In September 2015, the blog “Union Village: Introducing a First” examined the design phase of what’s being called the largest healthcare project in the world, the Union Village health village in Henderson, Nev.

The project involves the use of integrated project delivery (IPD) and target value design as well as Lean concepts. Building trust rapidly among partners has been one of many lessons that’s emerged from the project so far. Similarly, a project of this size must also rely on strong relationships with its local community.

When Universal Health Services (UHS), Valley Health System, and the project’s IPD team began work on the UHS Henderson Hospital (the 142-bed acute care hospital is the first phase of the healthcare piece of the village), the team developed the project’s conditions of satisfaction to determine the unified criteria that would be used to measure success. A prominent theme within the conditions highlighted the importance of implementing innovative ways to include the city of Henderson and the community in both the design and construction of the project. This was critical to ensure all parties were on board and involved throughout the work.

As an introduction to the community, the Henderson Hospital team registered to compete in the city of Las Vegas Corporate Challenge, an event that brings together companies and the community to raise money for charity. Over the 12-week period, relationships were built and trust was forged. This productive, philanthropic effort proved to be an ideal introduction between the hospital and Henderson.

Next, when conceptual plans began to develop for the hospital, the team engaged the city’s planning and building department. A biweekly meeting was scheduled between the city and the IPD team to discuss the progression of design and planning, and to also gain input from members of the community. This process helped to create a sense of inclusion, demonstrating that the city was an integral part of the project and nurtured a working relationship.

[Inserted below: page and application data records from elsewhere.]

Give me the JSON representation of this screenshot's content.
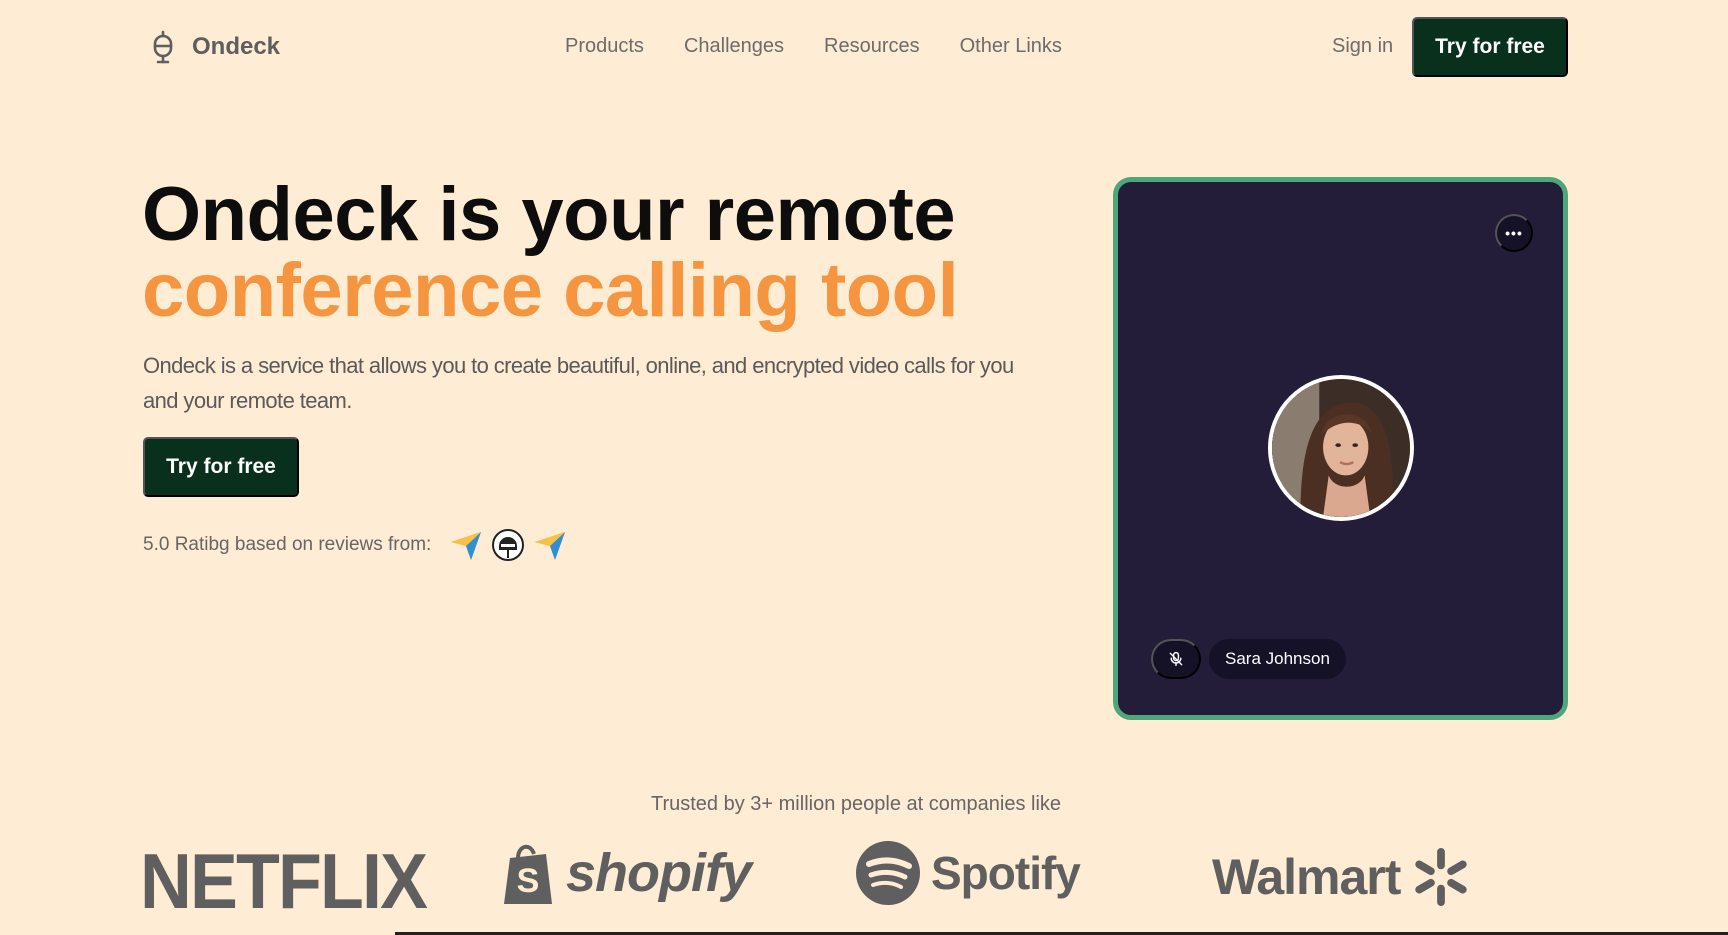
{
  "brand": {
    "name": "Ondeck"
  },
  "nav": {
    "links": [
      "Products",
      "Challenges",
      "Resources",
      "Other Links"
    ],
    "sign_in": "Sign in",
    "cta": "Try for free"
  },
  "hero": {
    "title_line1": "Ondeck is your remote",
    "title_line2": "conference calling tool",
    "description": "Ondeck is a service that allows you to create beautiful, online, and encrypted video calls for you and your remote team.",
    "cta": "Try for free",
    "rating_text": "5.0 Ratibg based on reviews from:"
  },
  "video_card": {
    "more_label": "•••",
    "participant_name": "Sara Johnson",
    "muted": true
  },
  "trusted": {
    "text": "Trusted by 3+ million people at companies like",
    "companies": [
      "NETFLIX",
      "shopify",
      "Spotify",
      "Walmart"
    ]
  },
  "colors": {
    "background": "#ffecd4",
    "primary_dark": "#08301c",
    "accent_orange": "#f5953f",
    "card_bg": "#231d3a",
    "card_border": "#4fa679"
  }
}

As design wrapped up and construction began around August 2015, the team continued to involve the city as a true partner, inviting leaders to participate in subsequent major milestones. City planners joined weekly Lean/IPD “big room” meetings, and the IPD team hosted a series of ceremonies including the ground breaking, the first pouring of concrete in the building, and setting the last piece of structural steel in place. Prominent city officials attended each event and provided positive feedback on, for example, opportunities the project presented for job creation within the city.

The team also invited construction management students from the University of Nevada Las Vegas to tour the job site and explained each aspect of the project and how it was designed and being installed. The students make up a significant portion of the Henderson community, so it was important to the team to engage them and the university, offering education on the Lean IPD process as well as the design and construction industry.

Overall, the process shed light on the importance of involving the local authority having jurisdiction (AHJ) as early and as often as possible. The more the AHJ can be part of the process, the easier it is to acquire permits, secure inspections, and get the certificate of occupancy during construction. This helps the AHJ become more familiar with all aspects of the project early on and allows the team to collaborate with its expectations.

Additionally, it’s always good to introduce yourself to a project’s local community at the start. Let residents know who you are, what you’re doing, and how long it will take. Businesses and residents alike will appreciate knowing what the next months and years will hold for their neighborhood in terms of how a hospital project will affect it, and reaching out may just identify ways that the community can offer its own help.

This post is part of an ongoing blog series that will feature various stages of the design and construction of the Union Village health village. Additional posts contributed from Southland Industries and other project partners will highlight aspects of community relations, perspectives from the field, conditions of satisfaction, and much more.

George Vangelatos is a design director and principal at HMC Architects. He can be reached at

For other blogs in this series, see the following: